Other companies making the headlines Monday
include Dollar Tree
, Family Dollar
Dollar Tree has agreed to buy Family Dollar for $8.5 billion in cash and stock. McDonald's restaurants in China were offering a much-reduced menu on Monday, as the fast food company reels from the continuing tainted-meat scandal. McDonald's has stuck with the offending supplier, Shanghai Husi Food, and its owner, U.S.-based OSI
, out of necessity. French yogurt-maker Danone was reportedly in talks with Hospira to sell Danone's medical and nutritional business to the U.S. injectable-drug maker.
Markets were mixed in Europe
on a mixed bag of results this morning and with little by way of direction from economic data. Germany's market -- still more sensitive to events in Ukraine than elsewhere in Europe -- was down, while London and Paris were in positive territory.
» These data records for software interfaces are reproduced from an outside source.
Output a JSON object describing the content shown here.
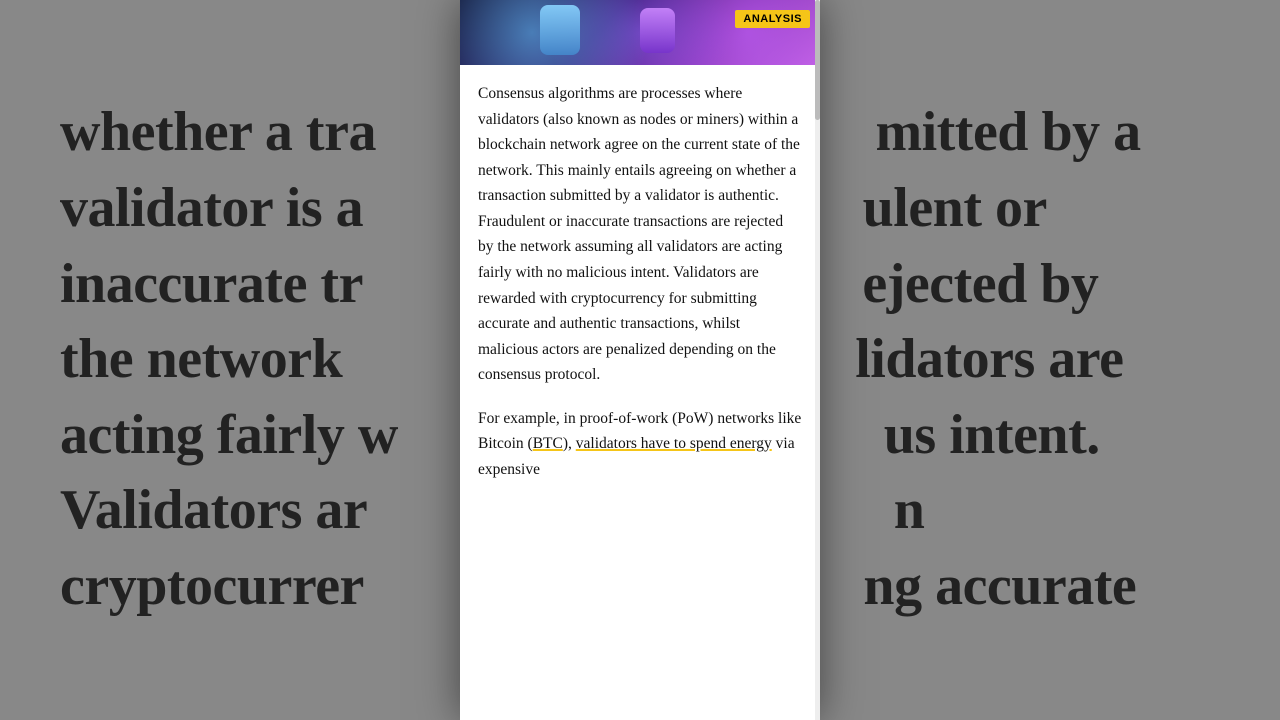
{
  "background": {
    "text_lines": [
      "whether a tra",
      "validator is a",
      "inaccurate tr",
      "the network",
      "acting fairly w",
      "Validators ar",
      "cryptocurrer"
    ],
    "right_text_lines": [
      "mitted by a",
      "ulent or",
      "ejected by",
      "lidators are",
      "us intent.",
      "n",
      "ng accurate"
    ]
  },
  "modal": {
    "badge": "ANALYSIS",
    "paragraph1": "Consensus algorithms are processes where validators (also known as nodes or miners) within a blockchain network agree on the current state of the network. This mainly entails agreeing on whether a transaction submitted by a validator is authentic. Fraudulent or inaccurate transactions are rejected by the network assuming all validators are acting fairly with no malicious intent. Validators are rewarded with cryptocurrency for submitting accurate and authentic transactions, whilst malicious actors are penalized depending on the consensus protocol.",
    "paragraph2_prefix": "For example, in proof-of-work (PoW) networks like Bitcoin (",
    "btc_link": "BTC",
    "paragraph2_middle": "), ",
    "validators_link": "validators have to spend energy",
    "paragraph2_suffix": " via expensive"
  }
}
In Asia, the Shanghai Composite rose 2.41% to 2,177.95, after official data showed industrial profits in China rose 17.9% in the year to June. In Hong Kong the Hang Seng closed up 0.88% at 24,428.63 and in Tokyo, the Nikkei 225 was up 0.46% at 15,529.4.
-- By Andrea Tse in New York